The blame apportionment has gone no further than the players; Alex seemingly absolved of any responsibility. His pre-Ashton Gate presser told the story of a man who astoundingly is feeling not even the slightest hint of heat from above; of one who is already planning for a long-term Carrow Road future.
Money can of buy you a player with an impressive CV, one who has a deft first touch, who ping the ball onto a sixpence from forty yards and pull the ball out of the sky as if ball and boot were adorned with Velcro but unless that player has hunger, appetite, desire and is well managed it counts for diddly-squat.
Where it fell down was the inability to find enough quality in the final third to really hurt the massed ranks of blue and when half-chances arrived they were either snatched at or Town’s keeper was up to the task, and in a game of fine margins City’s cutting edge, on the day, went AWOL.
To get turned over by the old enemy would, for many, be a blow too far, especially with it likely killing off our lingering hopes of gate-crashing the top six. Wounds that had started to heal following the mini-revival could, or probably would, be re-opened in an instant.
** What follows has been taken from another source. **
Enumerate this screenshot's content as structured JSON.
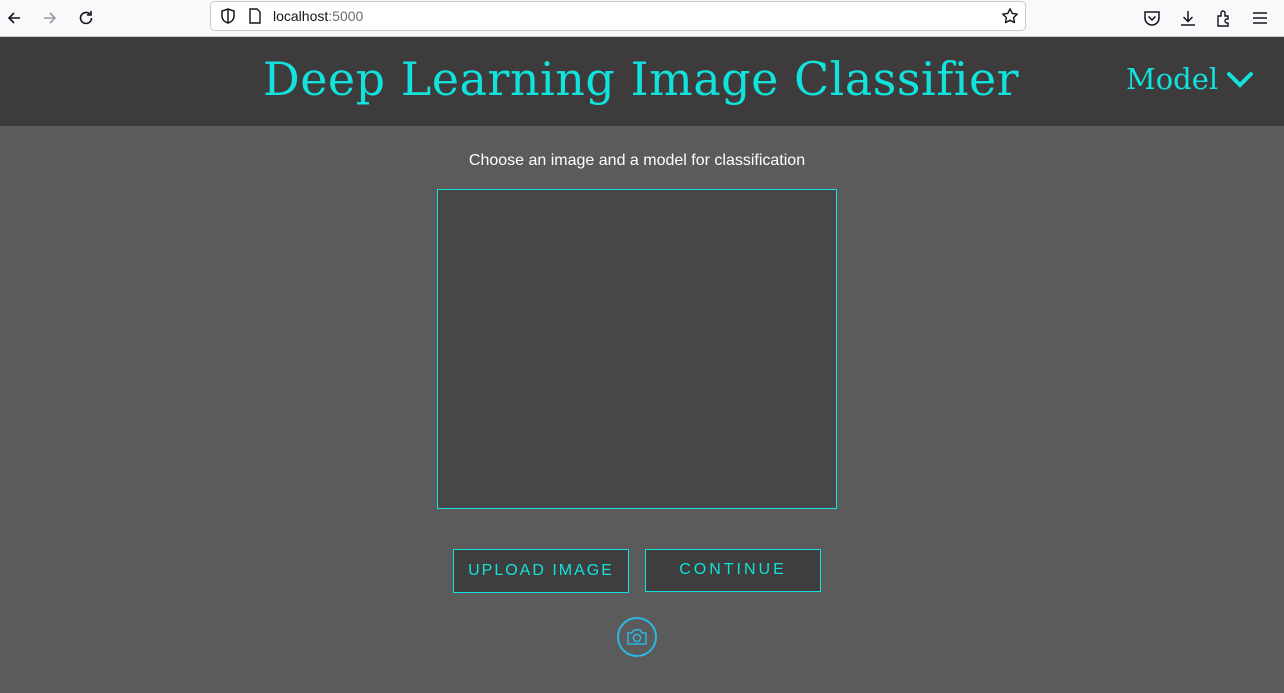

The mood would be ugly.
New dawns have generally been the product of flat-track bullying at Carrow Road – with admittedly the odd exception – and have ended up being the false variety, with City’s away-day woes the result of an embedded inability to stand up and be counted when it really matters.
Something has changed since that spell that’s still painful to even think about. Where once there was brittleness and half-heartedness, now there’s durability and fight. Belief too has been added to an armoury that was deficient in many things, and for all the technical difficulties that again revealed themselves in the centre of our back-four, there’s still heart.
As has been pointed out by many, it’s fun to sweep aside those for whom mid-table is home but where City have fallen short this season is when going toe-to-toe with those who currently reside in the top six. That needs to change, preferably starting on Tuesday evening.
That City conceded from two set pieces was no surprise and that the first came from a cross that was not properly dealt with was something that clearly irked Alex, but he continues to tread a very narrow path with his insistence on naming and shaming those who err.
That Dijks was able to come in at left-back after three days of training and equip himself so ably was a welcome bonus, and suggests those few days were well spent. He’ll do it differently to Olsson but hopefully with a similar level of success.
What became apparent quite quickly was that Moxey didn’t ‘get’ Norwich City – the most obvious and glaring example being the £25 tickets for the Southampton FA Cup game. And, for all the bravado, he’ll not have enjoyed being on the receiving end from the faithful.
Even if the left sided like-for-like trades have been successful, still there are defensive frailties that have been left unaddressed. Still we are only an injury to Timm Klose away from turning again to a central defensive pairing, whichever pair Alex chooses, that has proven itself unfit for purpose.
Eight defeats on the road, with a sprinkling of horror shows among them, is precisely what has afforded Delia, Michael, Jez and co a rough ride. And until that part of the equation is solved Carrow Road will continue to carry the air of a brooding, petulant teenager who’s awaiting the chance to kick off.
His potential arrival would signal the ‘domino effect’ Neil mentioned recently when quizzed about the timing of any window ins and outs and given City’s failure to land two Dutch left-backs this week he’ll be keen to get this one over the line.
For all the talk of hero worship amid a potentially acrid atmosphere, the Wolves manager was a peripheral figure in the afternoon’s proceedings, and the prospect of the bloodbath many had predicted was realistically quashed by Steven Naismith’s nicely executed 13th minute opener.
As an attacking force City were clearly limited – how they were set up to be – but they offered the odd threat, mainly through triggering counter-attacks via the pace of Josh Murphy but chances were virtually non-existent and Kyle Lafferty offered little by way of quality service.
The self-financing model this board perpetuates is not for the 21st century. Jez Moxey spoke with great pride of how this club likes to do things differently but for me the question should be why have we found ourselves on a path that is trodden by absolutely no-one?
If the same mentality as offered against Derby prevails then expect a convincing win, and some extended leeway for a manager who has already been afforded grace aplenty by his employers, but a repeat of the lethargy of Oakwell will only serve to reopen festering wounds.
Naismith was one of those I’d pencilled in for a January departure – and it may of course still happen – but the signs are he’s fully fit, is finding something like his ‘Everton’ form and is contributing in a positive way. Long may that continue, even if it means the cash-releasing departures will have to be found elsewhere.
It was solid, composed, no-messing when it needed to be, and the protection offered to Ruddy was in sharp contrast to the ‘hot knife through butter’ version that has so epitomised this dreadful run of form. And when was Ruddy was called upon he too delivered.